The first step in developing a drug that controls obesity has been undertaken by the Miracle workers of the Harvard Stem Cell Institute (HSCI), who have identified two compounds that can execute just that in human cells.
Chad Cowan the HSCI principal faculty member and his team in conjunction with Harvard affiliate Massachusetts General Hospital (MGH), say they have created a system using human stem cells to screen for compounds that have the potential to turn white, or “bad,” fat cells into brown, or “good,” fat cells.
The road from experimental research to safe product fit for human consumption though, is a long and arduous one. Point of fact: the two compounds discovered so far target the same molecule, and that molecule plays a role in the inflammatory response. In long-term use, a patient’s immunity could be severely compromised. This alone should send alarm bells through the medical community, however due to the immediacy in demand for this magic bullet the fruits of this research has already appeared in the form of a treatment approved by the U.S. Food and Drug Administration for rheumatoid arthritis.
To understand the complexity of the problem we need to first
examine how the process works. White fat cells store energy as lipids, these contribute to obesity, type 2 diabetes, and ultimately heart disease, while brown fat lowers triglyceride levels, reduce the insulin resistance associated with type 2 diabetes, and eliminate white fat. When the body takes in excess energy, it is stored as lipids in white fat cells. When a body receives too many calories without the balance of those being burned off through activity , adult stem cells in the body produce more white fat cells, adding to a person’s obesity. What Cowan and his team have discovered are two small molecules that convert fat stem cells, which normally would produce white fat, into brown-like fat cells. These brown-like fat cells burn excess energy and thereby reduce the size and numbers of white fat cells.
Animal Experimentation Research has shown there are some compounds that have this same kind of effect and that when you remove them, the effect goes away.

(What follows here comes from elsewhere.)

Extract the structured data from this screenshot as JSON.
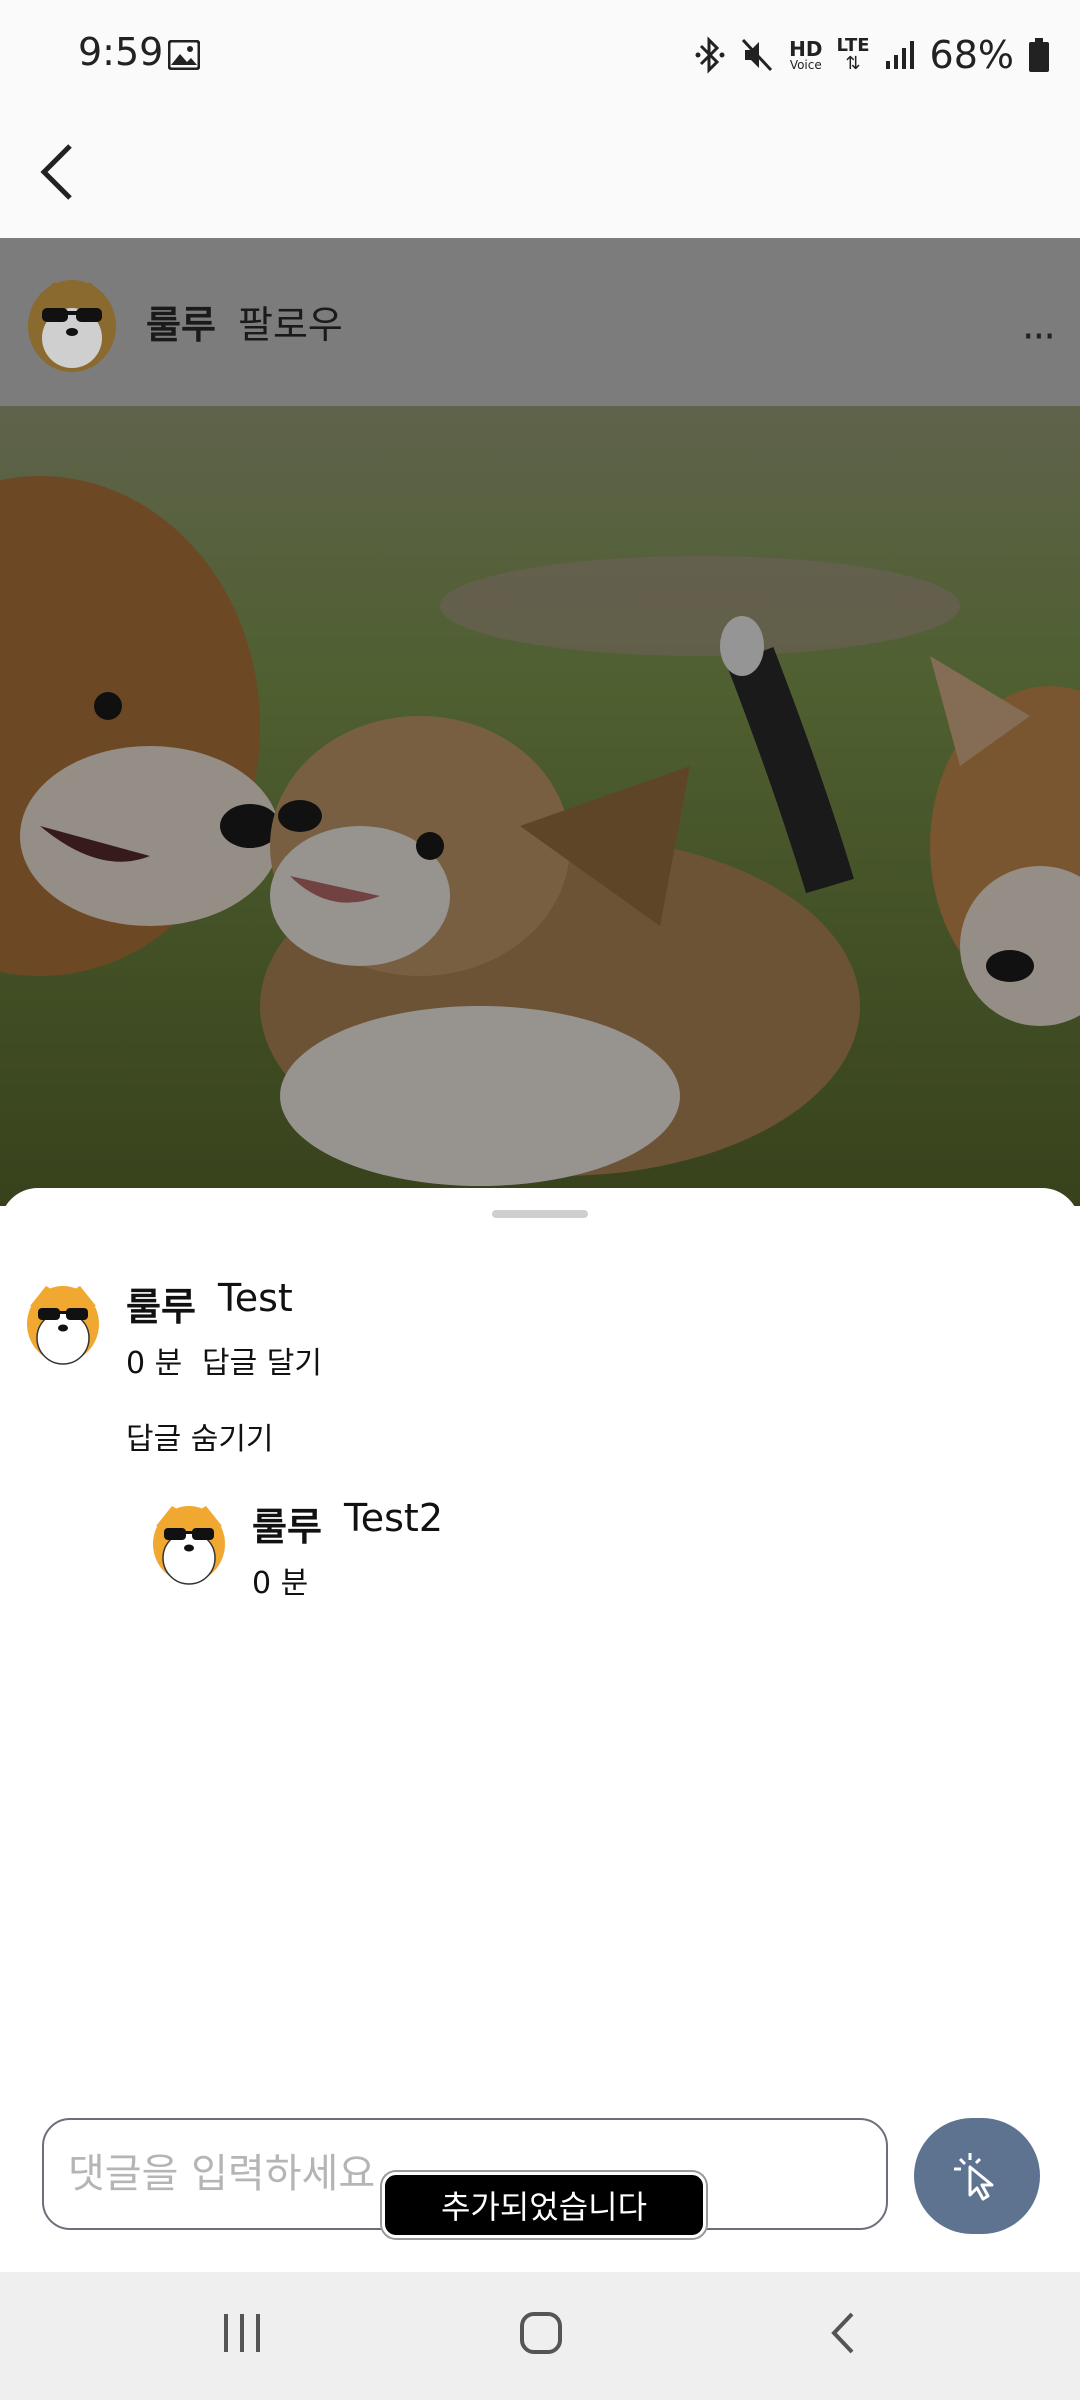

What Cowan’s team’s research has shown was a stable conversion of white fat cells to brown cells.
“You’re constantly replenishing your fat tissue,” Cowan explained, “so if you were on a medication to convert the cells, each new fat cell would be more metabolically active and would convert to brown fat over time,” reducing the likelihood of developing type 2 diabetes or any of the other conditions related to a build-up of fat.”
“We found these two compounds by screening a library of about 1,000 compounds,” Cowan said, “so we know that if we have access to the typical pharmaceutical company library of 1.5 to 2 million compounds, we will find others.”

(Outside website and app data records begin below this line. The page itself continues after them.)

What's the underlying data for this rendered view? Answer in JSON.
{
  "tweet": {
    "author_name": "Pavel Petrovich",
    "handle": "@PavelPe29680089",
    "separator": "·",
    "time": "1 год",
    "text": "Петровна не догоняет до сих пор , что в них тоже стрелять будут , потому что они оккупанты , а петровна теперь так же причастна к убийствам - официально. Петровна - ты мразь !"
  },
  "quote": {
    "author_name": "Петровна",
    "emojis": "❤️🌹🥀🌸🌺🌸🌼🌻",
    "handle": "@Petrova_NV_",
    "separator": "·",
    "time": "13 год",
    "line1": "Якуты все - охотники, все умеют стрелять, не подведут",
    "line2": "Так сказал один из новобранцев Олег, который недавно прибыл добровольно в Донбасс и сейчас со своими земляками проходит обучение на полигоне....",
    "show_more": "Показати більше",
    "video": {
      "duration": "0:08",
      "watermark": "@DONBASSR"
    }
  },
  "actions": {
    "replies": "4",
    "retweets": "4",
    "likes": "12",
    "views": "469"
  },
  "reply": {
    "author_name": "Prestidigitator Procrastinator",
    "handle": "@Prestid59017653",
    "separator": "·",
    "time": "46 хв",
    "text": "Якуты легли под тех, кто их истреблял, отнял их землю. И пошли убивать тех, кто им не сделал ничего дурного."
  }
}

Cowan is currently in discussion with several pharmaceutical companies about continuing the work.